As language models (LMs) scale, they develop many novel behaviors, good and bad, exacerbating the need to evaluate how they behave. Prior work creates evaluations with crowdwork (which is time-consuming and expensive) or existing data sources (which are not always available). Here, we automatically generate evaluations with LMs. We explore approaches with varying amounts of human effort, from instructing LMs to write yes/no questions to making complex Winogender schemas with multiple stages of LM-based generation and filtering. Crowdworkers rate the examples as highly relevant and agree with 90-100% of labels, sometimes more so than corresponding human-written datasets. We generate 154 datasets and discover new cases of inverse scaling where LMs get worse with size. Larger LMs repeat back a dialog user’s preferred answer (“sycophancy”) and express greater desire to pursue concerning goals like resource acquisition and goal preservation. We also find some of the first examples of inverse scaling in RL from Human Feedback (RLHF), where more RLHF makes LMs worse. For example, RLHF makes LMs express stronger political views (on gun rights and immigration) and a greater desire to avoid shut down. Overall, LM-written evaluations are high-quality and let us quickly discover many novel LM behaviors.

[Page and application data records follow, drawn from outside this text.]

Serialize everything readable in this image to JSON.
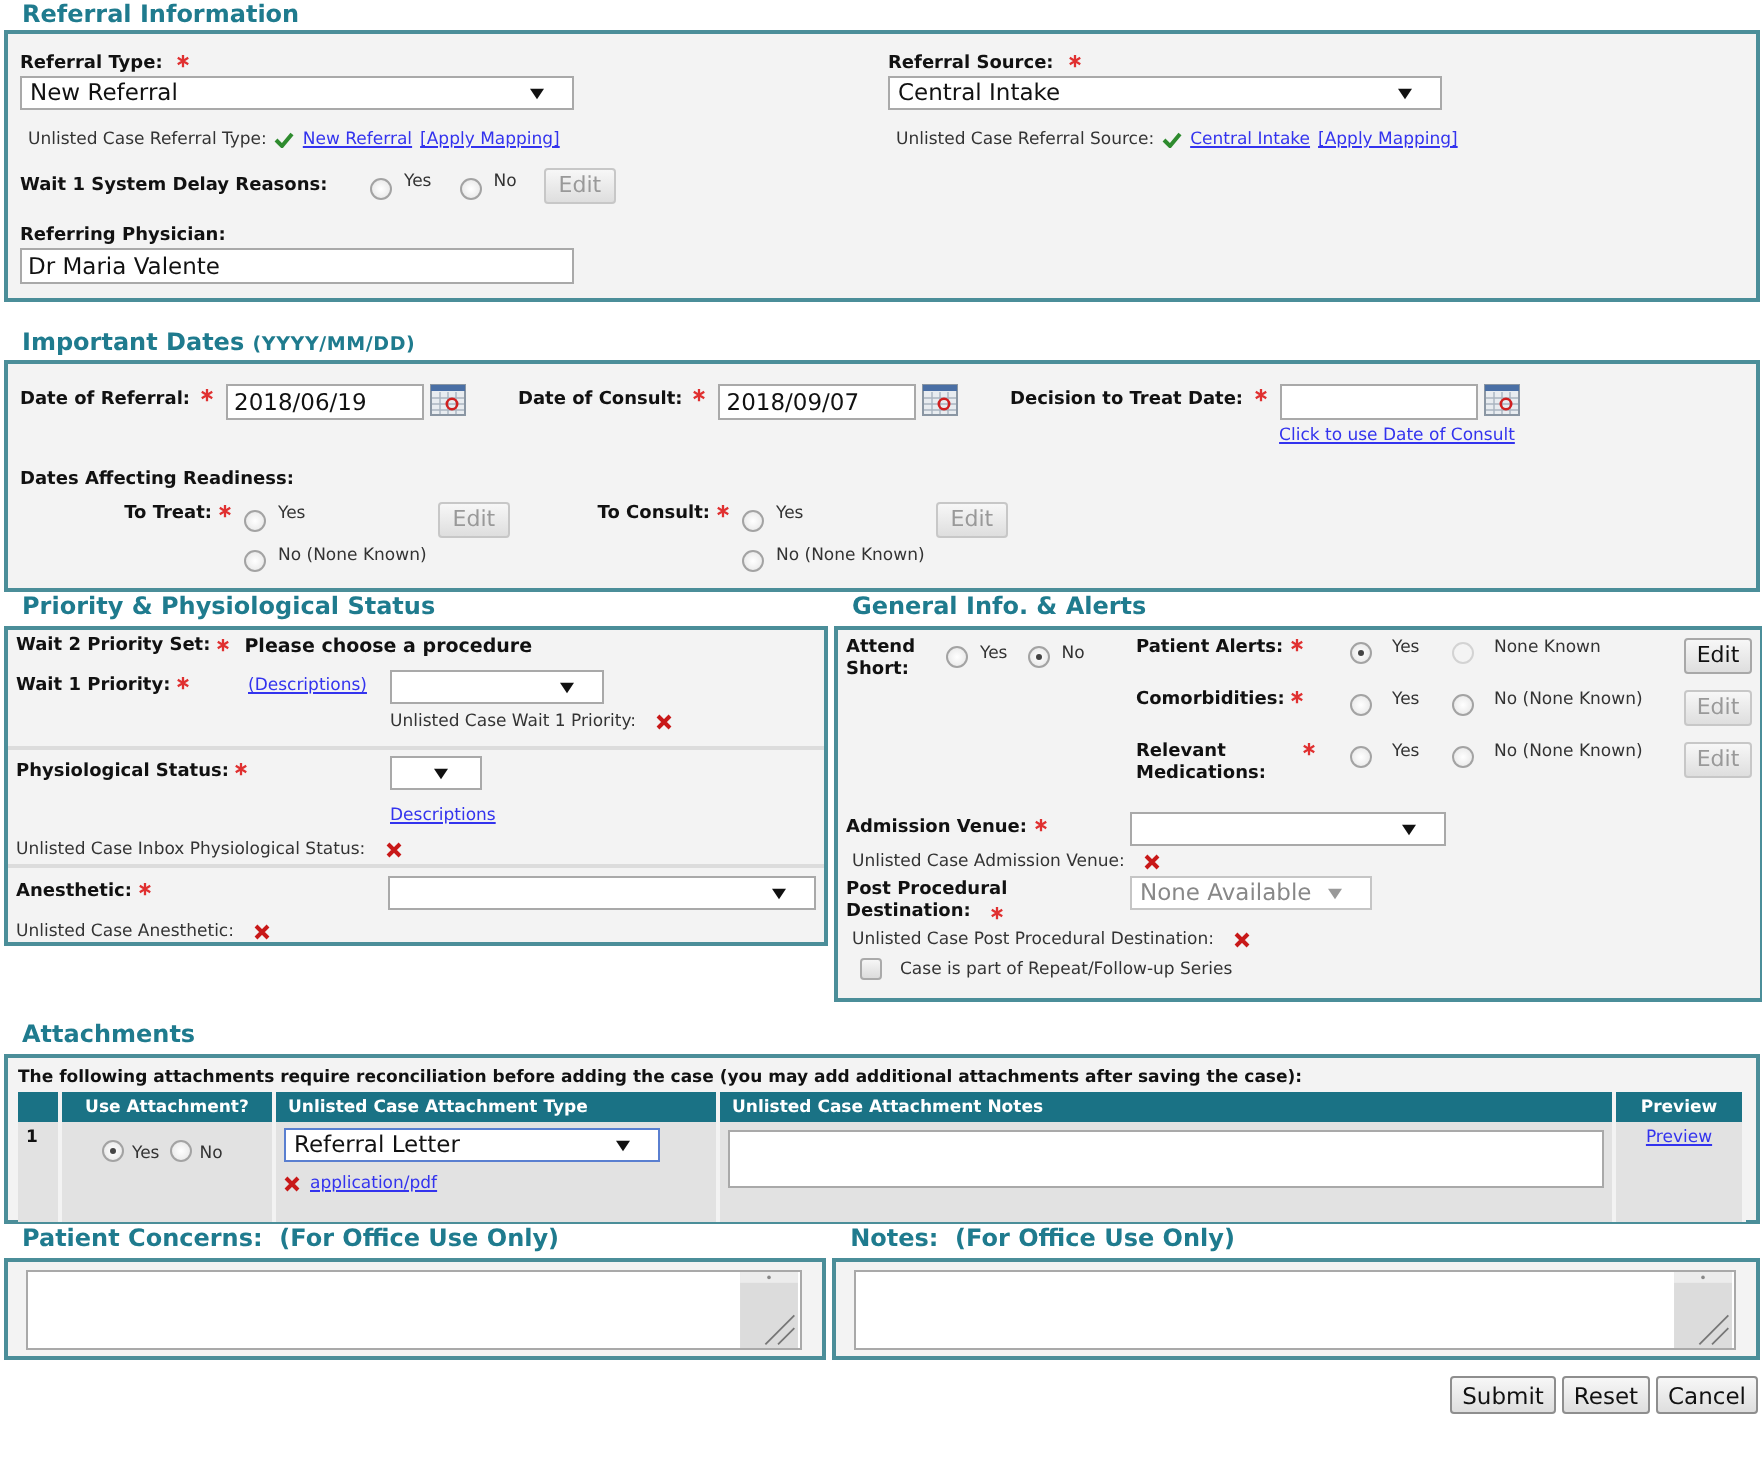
{
  "referral_information": {
    "title": "Referral Information",
    "fields": [
      {
        "label": "Referral Type:",
        "required": true,
        "value": "New Referral",
        "unlisted_label": "Unlisted Case Referral Type:",
        "mapped": true,
        "link": "New Referral",
        "apply": "[Apply Mapping]"
      },
      {
        "label": "Referral Source:",
        "required": true,
        "value": "Central Intake",
        "unlisted_label": "Unlisted Case Referral Source:",
        "mapped": true,
        "link": "Central Intake",
        "apply": "[Apply Mapping]"
      }
    ],
    "delay_reasons": {
      "label": "Wait 1 System Delay Reasons:",
      "options": [
        {
          "label": "Yes",
          "selected": false
        },
        {
          "label": "No",
          "selected": false
        }
      ],
      "edit": "Edit",
      "edit_disabled": true
    },
    "referring_physician": {
      "label": "Referring Physician:",
      "value": "Dr Maria Valente"
    }
  },
  "important_dates": {
    "title": "Important Dates",
    "format": "(YYYY/MM/DD)",
    "dates": [
      {
        "label": "Date of Referral:",
        "required": true,
        "value": "2018/06/19"
      },
      {
        "label": "Date of Consult:",
        "required": true,
        "value": "2018/09/07"
      },
      {
        "label": "Decision to Treat Date:",
        "required": true,
        "link": "Click to use Date of Consult"
      }
    ],
    "readiness_label": "Dates Affecting Readiness:",
    "readiness": [
      {
        "label": "To Treat:",
        "required": true,
        "options": [
          {
            "label": "Yes",
            "selected": false
          },
          {
            "label": "No (None Known)",
            "selected": false
          }
        ],
        "edit": "Edit",
        "edit_disabled": true
      },
      {
        "label": "To Consult:",
        "required": true,
        "options": [
          {
            "label": "Yes",
            "selected": false
          },
          {
            "label": "No (None Known)",
            "selected": false
          }
        ],
        "edit": "Edit",
        "edit_disabled": true
      }
    ]
  },
  "priority": {
    "title": "Priority & Physiological Status",
    "wait2": {
      "label": "Wait 2 Priority Set:",
      "required": true,
      "value": "Please choose a procedure"
    },
    "wait1": {
      "label": "Wait 1 Priority:",
      "required": true,
      "link": "(Descriptions)",
      "unlisted_label": "Unlisted Case Wait 1 Priority:",
      "mapped": false
    },
    "physiological": {
      "label": "Physiological Status:",
      "required": true,
      "link": "Descriptions",
      "unlisted_label": "Unlisted Case Inbox Physiological Status:",
      "mapped": false
    },
    "anesthetic": {
      "label": "Anesthetic:",
      "required": true,
      "unlisted_label": "Unlisted Case Anesthetic:",
      "mapped": false
    }
  },
  "general": {
    "title": "General Info. & Alerts",
    "attend_short": {
      "label": "Attend Short:",
      "options": [
        {
          "label": "Yes",
          "selected": false
        },
        {
          "label": "No",
          "selected": true
        }
      ]
    },
    "alerts": [
      {
        "label": "Patient Alerts:",
        "required": true,
        "options": [
          {
            "label": "Yes",
            "selected": true,
            "disabled": false
          },
          {
            "label": "None Known",
            "selected": false,
            "disabled": true
          }
        ],
        "edit": "Edit",
        "edit_disabled": false
      },
      {
        "label": "Comorbidities:",
        "required": true,
        "options": [
          {
            "label": "Yes",
            "selected": false,
            "disabled": false
          },
          {
            "label": "No (None Known)",
            "selected": false,
            "disabled": false
          }
        ],
        "edit": "Edit",
        "edit_disabled": true
      },
      {
        "label": "Relevant Medications:",
        "required": true,
        "options": [
          {
            "label": "Yes",
            "selected": false,
            "disabled": false
          },
          {
            "label": "No (None Known)",
            "selected": false,
            "disabled": false
          }
        ],
        "edit": "Edit",
        "edit_disabled": true
      }
    ],
    "admission_venue": {
      "label": "Admission Venue:",
      "required": true,
      "unlisted_label": "Unlisted Case Admission Venue:",
      "mapped": false
    },
    "post_procedural": {
      "label": "Post Procedural Destination:",
      "required": true,
      "value": "None Available",
      "disabled": true,
      "unlisted_label": "Unlisted Case Post Procedural Destination:",
      "mapped": false
    },
    "repeat_series": {
      "label": "Case is part of Repeat/Follow-up Series",
      "checked": false
    }
  },
  "attachments": {
    "title": "Attachments",
    "intro": "The following attachments require reconciliation before adding the case (you may add additional attachments after saving the case):",
    "columns": [
      "Use Attachment?",
      "Unlisted Case Attachment Type",
      "Unlisted Case Attachment Notes",
      "Preview"
    ],
    "rows": [
      {
        "index": "1",
        "use": [
          {
            "label": "Yes",
            "selected": true
          },
          {
            "label": "No",
            "selected": false
          }
        ],
        "type": "Referral Letter",
        "mapped": false,
        "mime": "application/pdf",
        "preview": "Preview"
      }
    ]
  },
  "notes": [
    {
      "title": "Patient Concerns:",
      "note": "(For Office Use Only)"
    },
    {
      "title": "Notes:",
      "note": "(For Office Use Only)"
    }
  ],
  "buttons": [
    "Submit",
    "Reset",
    "Cancel"
  ]
}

Statistical language modeling and translation with transformers have found many successful applications in program understanding and generation tasks, setting high benchmarks for tools in modern software development environments. The finite context window of these neural models means, however, that they will be unable to leverage the entire relevant context of large files and packages for any given task. While there are many efforts to extend the context window, we introduce an architecture-independent approach for leveraging the syntactic hierarchies of source code for incorporating entire file-level context into a fixed-length window. Using concrete syntax trees of each source file we extract syntactic hierarchies and integrate them into context window by selectively removing from view more specific, less relevant scopes for a given task. We evaluate this approach on code generation tasks and joint translation of natural language and source code in Python programming language, achieving a new state-of-the-art in code completion and summarization for Python in the CodeXGLUE benchmark. We also introduce new CodeXGLUE benchmarks for user-experience-motivated tasks: code completion with normalized literals, method body completion/code summarization conditioned on file-level context.
Simultaneously modeling source code and natural language has many exciting applications in automated software development and understanding. Pursuant to achieving such technology, we introduce PyMT5, the Python method text-to-text transfer transformer, which is trained to translate between all pairs of Python method feature combinations: a single model that can both predict whole methods from natural language documentation strings (docstrings) and summarize code into docstrings of any common style. We present an analysis and modeling effort of a large-scale parallel corpus of 26 million Python methods and 7.7 million method-docstring pairs, demonstrating that for docstring and method generation, PyMT5 outperforms similarly-sized auto-regressive language models (GPT2) which were English pre-trained or randomly initialized. On the CodeSearchNet test set, our best model predicts 92.1% syntactically correct method bodies, achieved a BLEU score of 8.59 for method generation and 16.3 for docstring generation (summarization), and achieved a ROUGE-L F-score of 24.8 for method generation and 36.7 for docstring generation.